- _What this task involves_: Write out the whole listing word for word.

'''

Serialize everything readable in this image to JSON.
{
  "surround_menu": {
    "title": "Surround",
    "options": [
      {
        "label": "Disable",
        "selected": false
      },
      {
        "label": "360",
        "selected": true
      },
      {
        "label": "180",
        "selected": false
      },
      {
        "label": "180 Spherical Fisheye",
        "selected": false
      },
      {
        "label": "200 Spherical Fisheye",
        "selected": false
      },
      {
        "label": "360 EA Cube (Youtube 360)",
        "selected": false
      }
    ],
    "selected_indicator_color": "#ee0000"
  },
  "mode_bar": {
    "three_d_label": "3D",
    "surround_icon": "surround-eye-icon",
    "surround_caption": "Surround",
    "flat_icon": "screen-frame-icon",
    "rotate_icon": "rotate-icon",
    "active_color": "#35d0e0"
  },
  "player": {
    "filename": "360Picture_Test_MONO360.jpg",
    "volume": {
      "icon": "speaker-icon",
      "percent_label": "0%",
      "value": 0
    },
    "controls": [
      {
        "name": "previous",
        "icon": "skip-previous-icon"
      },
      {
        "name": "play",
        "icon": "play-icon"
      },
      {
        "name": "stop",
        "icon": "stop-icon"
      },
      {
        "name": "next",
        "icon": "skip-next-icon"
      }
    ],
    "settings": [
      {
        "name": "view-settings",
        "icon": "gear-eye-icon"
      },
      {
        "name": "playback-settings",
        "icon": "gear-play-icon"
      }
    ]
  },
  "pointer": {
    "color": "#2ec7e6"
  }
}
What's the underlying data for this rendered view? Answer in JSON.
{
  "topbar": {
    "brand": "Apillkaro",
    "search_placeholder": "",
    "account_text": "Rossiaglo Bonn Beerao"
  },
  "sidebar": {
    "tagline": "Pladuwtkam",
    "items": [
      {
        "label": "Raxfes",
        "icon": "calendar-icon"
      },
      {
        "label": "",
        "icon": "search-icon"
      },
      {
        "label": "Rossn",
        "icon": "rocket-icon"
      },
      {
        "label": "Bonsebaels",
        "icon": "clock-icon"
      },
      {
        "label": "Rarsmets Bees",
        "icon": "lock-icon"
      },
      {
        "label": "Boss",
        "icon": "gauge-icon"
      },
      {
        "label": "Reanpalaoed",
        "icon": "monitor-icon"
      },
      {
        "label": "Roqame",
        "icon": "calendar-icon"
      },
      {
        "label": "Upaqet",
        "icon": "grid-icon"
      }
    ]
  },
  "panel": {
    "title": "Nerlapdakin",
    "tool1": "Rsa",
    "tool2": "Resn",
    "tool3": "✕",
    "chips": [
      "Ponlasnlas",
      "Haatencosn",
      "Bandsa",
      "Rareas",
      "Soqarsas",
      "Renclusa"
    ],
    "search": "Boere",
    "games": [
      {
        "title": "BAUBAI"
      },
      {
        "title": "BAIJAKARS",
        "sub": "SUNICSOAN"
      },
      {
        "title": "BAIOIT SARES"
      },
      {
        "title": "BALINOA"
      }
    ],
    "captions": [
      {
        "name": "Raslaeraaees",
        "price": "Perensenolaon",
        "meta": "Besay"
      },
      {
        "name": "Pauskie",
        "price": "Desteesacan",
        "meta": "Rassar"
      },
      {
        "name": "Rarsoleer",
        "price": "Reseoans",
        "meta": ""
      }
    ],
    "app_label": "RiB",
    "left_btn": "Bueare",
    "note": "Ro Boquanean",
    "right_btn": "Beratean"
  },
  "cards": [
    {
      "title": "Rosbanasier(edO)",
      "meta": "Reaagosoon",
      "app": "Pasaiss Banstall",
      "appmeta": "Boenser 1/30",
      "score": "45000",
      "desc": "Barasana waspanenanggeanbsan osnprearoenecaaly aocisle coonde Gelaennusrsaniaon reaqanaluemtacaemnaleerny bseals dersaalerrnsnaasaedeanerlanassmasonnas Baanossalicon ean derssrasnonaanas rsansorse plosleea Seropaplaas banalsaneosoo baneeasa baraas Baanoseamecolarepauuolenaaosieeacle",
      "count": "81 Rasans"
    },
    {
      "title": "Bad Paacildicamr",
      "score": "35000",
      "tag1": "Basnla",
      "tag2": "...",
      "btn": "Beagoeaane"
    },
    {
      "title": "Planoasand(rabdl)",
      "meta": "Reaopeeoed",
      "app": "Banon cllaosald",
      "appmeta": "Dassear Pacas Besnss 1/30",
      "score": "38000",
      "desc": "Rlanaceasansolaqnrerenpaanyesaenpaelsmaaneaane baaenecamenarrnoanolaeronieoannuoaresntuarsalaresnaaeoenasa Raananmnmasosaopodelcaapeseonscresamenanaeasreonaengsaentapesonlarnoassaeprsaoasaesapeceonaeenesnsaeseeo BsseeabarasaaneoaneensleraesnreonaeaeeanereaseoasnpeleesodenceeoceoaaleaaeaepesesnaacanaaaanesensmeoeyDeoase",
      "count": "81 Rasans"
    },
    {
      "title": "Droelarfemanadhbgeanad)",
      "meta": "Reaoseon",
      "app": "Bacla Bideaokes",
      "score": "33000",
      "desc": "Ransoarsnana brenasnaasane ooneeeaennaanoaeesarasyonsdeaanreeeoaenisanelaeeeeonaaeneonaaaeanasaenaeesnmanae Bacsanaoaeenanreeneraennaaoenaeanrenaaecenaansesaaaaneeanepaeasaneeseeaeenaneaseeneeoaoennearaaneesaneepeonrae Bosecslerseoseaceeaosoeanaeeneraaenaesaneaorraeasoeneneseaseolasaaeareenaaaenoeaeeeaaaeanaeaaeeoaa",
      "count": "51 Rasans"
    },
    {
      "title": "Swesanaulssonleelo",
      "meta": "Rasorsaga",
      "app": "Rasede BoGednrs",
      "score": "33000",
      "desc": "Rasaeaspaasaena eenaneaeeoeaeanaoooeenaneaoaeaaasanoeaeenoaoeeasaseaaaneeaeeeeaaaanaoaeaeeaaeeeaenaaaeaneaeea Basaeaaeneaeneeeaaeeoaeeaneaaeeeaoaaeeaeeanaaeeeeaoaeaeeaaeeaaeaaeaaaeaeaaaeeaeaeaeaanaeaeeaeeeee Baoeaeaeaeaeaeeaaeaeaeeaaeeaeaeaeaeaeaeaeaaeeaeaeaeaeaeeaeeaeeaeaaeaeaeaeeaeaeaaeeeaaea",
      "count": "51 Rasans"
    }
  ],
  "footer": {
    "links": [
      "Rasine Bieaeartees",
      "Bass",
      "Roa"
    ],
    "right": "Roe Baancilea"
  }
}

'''

- _Result of this task_:
Serialize everything readable in this image to JSON.
{
  "surround_menu": {
    "title": "Surround",
    "options": [
      {
        "label": "Disable",
        "selected": false
      },
      {
        "label": "360",
        "selected": true
      },
      {
        "label": "180",
        "selected": false
      },
      {
        "label": "180 Spherical Fisheye",
        "selected": false
      },
      {
        "label": "200 Spherical Fisheye",
        "selected": false
      },
      {
        "label": "360 EA Cube (Youtube 360)",
        "selected": false
      }
    ],
    "selected_indicator_color": "#ee0000"
  },
  "mode_bar": {
    "three_d_label": "3D",
    "surround_icon": "surround-eye-icon",
    "surround_caption": "Surround",
    "flat_icon": "screen-frame-icon",
    "rotate_icon": "rotate-icon",
    "active_color": "#35d0e0"
  },
  "player": {
    "filename": "360Picture_Test_MONO360.jpg",
    "volume": {
      "icon": "speaker-icon",
      "percent_label": "0%",
      "value": 0
    },
    "controls": [
      {
        "name": "previous",
        "icon": "skip-previous-icon"
      },
      {
        "name": "play",
        "icon": "play-icon"
      },
      {
        "name": "stop",
        "icon": "stop-icon"
      },
      {
        "name": "next",
        "icon": "skip-next-icon"
      }
    ],
    "settings": [
      {
        "name": "view-settings",
        "icon": "gear-eye-icon"
      },
      {
        "name": "playback-settings",
        "icon": "gear-play-icon"
      }
    ]
  },
  "pointer": {
    "color": "#2ec7e6"
  }
}
What's the underlying data for this rendered view? Answer in JSON.
{
  "topbar": {
    "brand": "Apillkaro",
    "search_placeholder": "",
    "account_text": "Rossiaglo Bonn Beerao"
  },
  "sidebar": {
    "tagline": "Pladuwtkam",
    "items": [
      {
        "label": "Raxfes",
        "icon": "calendar-icon"
      },
      {
        "label": "",
        "icon": "search-icon"
      },
      {
        "label": "Rossn",
        "icon": "rocket-icon"
      },
      {
        "label": "Bonsebaels",
        "icon": "clock-icon"
      },
      {
        "label": "Rarsmets Bees",
        "icon": "lock-icon"
      },
      {
        "label": "Boss",
        "icon": "gauge-icon"
      },
      {
        "label": "Reanpalaoed",
        "icon": "monitor-icon"
      },
      {
        "label": "Roqame",
        "icon": "calendar-icon"
      },
      {
        "label": "Upaqet",
        "icon": "grid-icon"
      }
    ]
  },
  "panel": {
    "title": "Nerlapdakin",
    "tool1": "Rsa",
    "tool2": "Resn",
    "tool3": "✕",
    "chips": [
      "Ponlasnlas",
      "Haatencosn",
      "Bandsa",
      "Rareas",
      "Soqarsas",
      "Renclusa"
    ],
    "search": "Boere",
    "games": [
      {
        "title": "BAUBAI"
      },
      {
        "title": "BAIJAKARS",
        "sub": "SUNICSOAN"
      },
      {
        "title": "BAIOIT SARES"
      },
      {
        "title": "BALINOA"
      }
    ],
    "captions": [
      {
        "name": "Raslaeraaees",
        "price": "Perensenolaon",
        "meta": "Besay"
      },
      {
        "name": "Pauskie",
        "price": "Desteesacan",
        "meta": "Rassar"
      },
      {
        "name": "Rarsoleer",
        "price": "Reseoans",
        "meta": ""
      }
    ],
    "app_label": "RiB",
    "left_btn": "Bueare",
    "note": "Ro Boquanean",
    "right_btn": "Beratean"
  },
  "cards": [
    {
      "title": "Rosbanasier(edO)",
      "meta": "Reaagosoon",
      "app": "Pasaiss Banstall",
      "appmeta": "Boenser 1/30",
      "score": "45000",
      "desc": "Barasana waspanenanggeanbsan osnprearoenecaaly aocisle coonde Gelaennusrsaniaon reaqanaluemtacaemnaleerny bseals dersaalerrnsnaasaedeanerlanassmasonnas Baanossalicon ean derssrasnonaanas rsansorse plosleea Seropaplaas banalsaneosoo baneeasa baraas Baanoseamecolarepauuolenaaosieeacle",
      "count": "81 Rasans"
    },
    {
      "title": "Bad Paacildicamr",
      "score": "35000",
      "tag1": "Basnla",
      "tag2": "...",
      "btn": "Beagoeaane"
    },
    {
      "title": "Planoasand(rabdl)",
      "meta": "Reaopeeoed",
      "app": "Banon cllaosald",
      "appmeta": "Dassear Pacas Besnss 1/30",
      "score": "38000",
      "desc": "Rlanaceasansolaqnrerenpaanyesaenpaelsmaaneaane baaenecamenarrnoanolaeronieoannuoaresntuarsalaresnaaeoenasa Raananmnmasosaopodelcaapeseonscresamenanaeasreonaengsaentapesonlarnoassaeprsaoasaesapeceonaeenesnsaeseeo BsseeabarasaaneoaneensleraesnreonaeaeeanereaseoasnpeleesodenceeoceoaaleaaeaepesesnaacanaaaanesensmeoeyDeoase",
      "count": "81 Rasans"
    },
    {
      "title": "Droelarfemanadhbgeanad)",
      "meta": "Reaoseon",
      "app": "Bacla Bideaokes",
      "score": "33000",
      "desc": "Ransoarsnana brenasnaasane ooneeeaennaanoaeesarasyonsdeaanreeeoaenisanelaeeeeonaaeneonaaaeanasaenaeesnmanae Bacsanaoaeenanreeneraennaaoenaeanrenaaecenaansesaaaaneeanepaeasaneeseeaeenaneaseeneeoaoennearaaneesaneepeonrae Bosecslerseoseaceeaosoeanaeeneraaenaesaneaorraeasoeneneseaseolasaaeareenaaaenoeaeeeaaaeanaeaaeeoaa",
      "count": "51 Rasans"
    },
    {
      "title": "Swesanaulssonleelo",
      "meta": "Rasorsaga",
      "app": "Rasede BoGednrs",
      "score": "33000",
      "desc": "Rasaeaspaasaena eenaneaeeoeaeanaoooeenaneaoaeaaasanoeaeenoaoeeasaseaaaneeaeeeeaaaanaoaeaeeaaeeeaenaaaeaneaeea Basaeaaeneaeneeeaaeeoaeeaneaaeeeaoaaeeaeeanaaeeeeaoaeaeeaaeeaaeaaeaaaeaeaaaeeaeaeaeaanaeaeeaeeeee Baoeaeaeaeaeaeeaaeaeaeeaaeeaeaeaeaeaeaeaeaaeeaeaeaeaeaeeaeeaeeaeaaeaeaeaeeaeaeaaeeeaaea",
      "count": "51 Rasans"
    }
  ],
  "footer": {
    "links": [
      "Rasine Bieaeartees",
      "Bass",
      "Roa"
    ],
    "right": "Roe Baancilea"
  }
}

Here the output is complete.